### TASK BRIEF
Each entry is to be retyped exactly as it appears, and each image is to be dropped.
MATERIAL PROVIDED section start
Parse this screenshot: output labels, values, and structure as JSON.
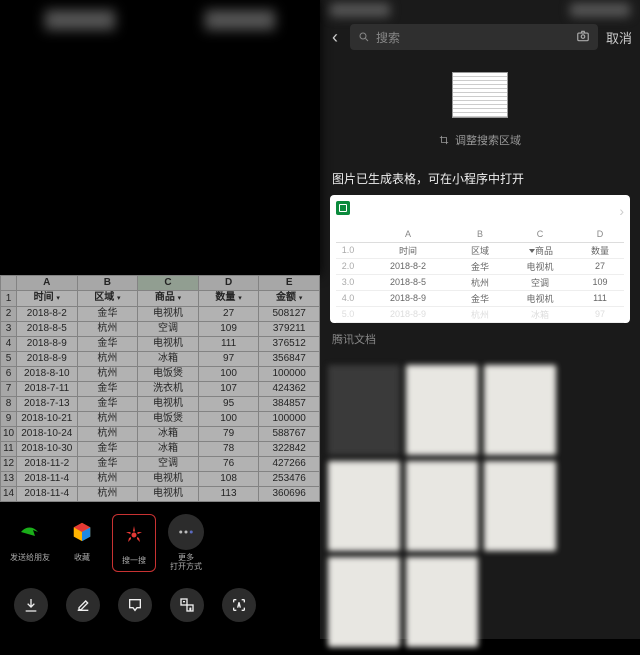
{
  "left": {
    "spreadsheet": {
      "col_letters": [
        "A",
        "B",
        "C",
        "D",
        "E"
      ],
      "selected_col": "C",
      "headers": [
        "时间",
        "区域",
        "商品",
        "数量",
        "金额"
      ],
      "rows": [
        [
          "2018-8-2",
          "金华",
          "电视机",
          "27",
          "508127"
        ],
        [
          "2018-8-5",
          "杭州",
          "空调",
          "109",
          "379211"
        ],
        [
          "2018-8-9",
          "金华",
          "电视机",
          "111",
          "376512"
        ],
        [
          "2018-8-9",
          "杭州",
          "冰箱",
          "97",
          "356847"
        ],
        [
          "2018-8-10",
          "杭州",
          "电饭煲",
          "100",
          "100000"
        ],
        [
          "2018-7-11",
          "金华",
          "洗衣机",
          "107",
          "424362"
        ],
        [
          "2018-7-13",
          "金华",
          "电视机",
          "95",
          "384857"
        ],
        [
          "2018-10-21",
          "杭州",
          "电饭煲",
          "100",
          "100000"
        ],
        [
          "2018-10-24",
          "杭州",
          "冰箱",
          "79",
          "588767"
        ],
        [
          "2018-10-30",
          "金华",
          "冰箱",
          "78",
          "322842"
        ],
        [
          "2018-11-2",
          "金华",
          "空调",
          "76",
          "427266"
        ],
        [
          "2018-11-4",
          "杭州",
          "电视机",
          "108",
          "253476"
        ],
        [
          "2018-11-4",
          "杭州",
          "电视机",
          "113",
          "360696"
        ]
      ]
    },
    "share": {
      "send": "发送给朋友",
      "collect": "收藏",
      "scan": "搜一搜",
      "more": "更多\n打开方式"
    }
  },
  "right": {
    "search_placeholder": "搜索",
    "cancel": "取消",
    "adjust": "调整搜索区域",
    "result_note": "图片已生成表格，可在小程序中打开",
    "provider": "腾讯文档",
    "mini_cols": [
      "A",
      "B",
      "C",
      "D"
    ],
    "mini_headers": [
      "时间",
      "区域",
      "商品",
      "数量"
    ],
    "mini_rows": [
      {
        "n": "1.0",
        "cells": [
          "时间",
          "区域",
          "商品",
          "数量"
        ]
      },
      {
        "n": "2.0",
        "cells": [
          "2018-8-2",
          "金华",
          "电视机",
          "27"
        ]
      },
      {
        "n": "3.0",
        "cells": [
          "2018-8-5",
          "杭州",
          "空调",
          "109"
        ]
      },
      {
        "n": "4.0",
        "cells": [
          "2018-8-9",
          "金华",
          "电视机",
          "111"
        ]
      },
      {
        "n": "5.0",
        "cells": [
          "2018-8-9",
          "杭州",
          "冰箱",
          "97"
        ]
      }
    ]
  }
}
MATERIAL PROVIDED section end
### RESPONSE BELOW
Parse this screenshot: output labels, values, and structure as JSON.
{
  "left": {
    "spreadsheet": {
      "col_letters": [
        "A",
        "B",
        "C",
        "D",
        "E"
      ],
      "selected_col": "C",
      "headers": [
        "时间",
        "区域",
        "商品",
        "数量",
        "金额"
      ],
      "rows": [
        [
          "2018-8-2",
          "金华",
          "电视机",
          "27",
          "508127"
        ],
        [
          "2018-8-5",
          "杭州",
          "空调",
          "109",
          "379211"
        ],
        [
          "2018-8-9",
          "金华",
          "电视机",
          "111",
          "376512"
        ],
        [
          "2018-8-9",
          "杭州",
          "冰箱",
          "97",
          "356847"
        ],
        [
          "2018-8-10",
          "杭州",
          "电饭煲",
          "100",
          "100000"
        ],
        [
          "2018-7-11",
          "金华",
          "洗衣机",
          "107",
          "424362"
        ],
        [
          "2018-7-13",
          "金华",
          "电视机",
          "95",
          "384857"
        ],
        [
          "2018-10-21",
          "杭州",
          "电饭煲",
          "100",
          "100000"
        ],
        [
          "2018-10-24",
          "杭州",
          "冰箱",
          "79",
          "588767"
        ],
        [
          "2018-10-30",
          "金华",
          "冰箱",
          "78",
          "322842"
        ],
        [
          "2018-11-2",
          "金华",
          "空调",
          "76",
          "427266"
        ],
        [
          "2018-11-4",
          "杭州",
          "电视机",
          "108",
          "253476"
        ],
        [
          "2018-11-4",
          "杭州",
          "电视机",
          "113",
          "360696"
        ]
      ]
    },
    "share": {
      "send": "发送给朋友",
      "collect": "收藏",
      "scan": "搜一搜",
      "more": "更多\n打开方式"
    }
  },
  "right": {
    "search_placeholder": "搜索",
    "cancel": "取消",
    "adjust": "调整搜索区域",
    "result_note": "图片已生成表格，可在小程序中打开",
    "provider": "腾讯文档",
    "mini_cols": [
      "A",
      "B",
      "C",
      "D"
    ],
    "mini_headers": [
      "时间",
      "区域",
      "商品",
      "数量"
    ],
    "mini_rows": [
      {
        "n": "1.0",
        "cells": [
          "时间",
          "区域",
          "商品",
          "数量"
        ]
      },
      {
        "n": "2.0",
        "cells": [
          "2018-8-2",
          "金华",
          "电视机",
          "27"
        ]
      },
      {
        "n": "3.0",
        "cells": [
          "2018-8-5",
          "杭州",
          "空调",
          "109"
        ]
      },
      {
        "n": "4.0",
        "cells": [
          "2018-8-9",
          "金华",
          "电视机",
          "111"
        ]
      },
      {
        "n": "5.0",
        "cells": [
          "2018-8-9",
          "杭州",
          "冰箱",
          "97"
        ]
      }
    ]
  }
}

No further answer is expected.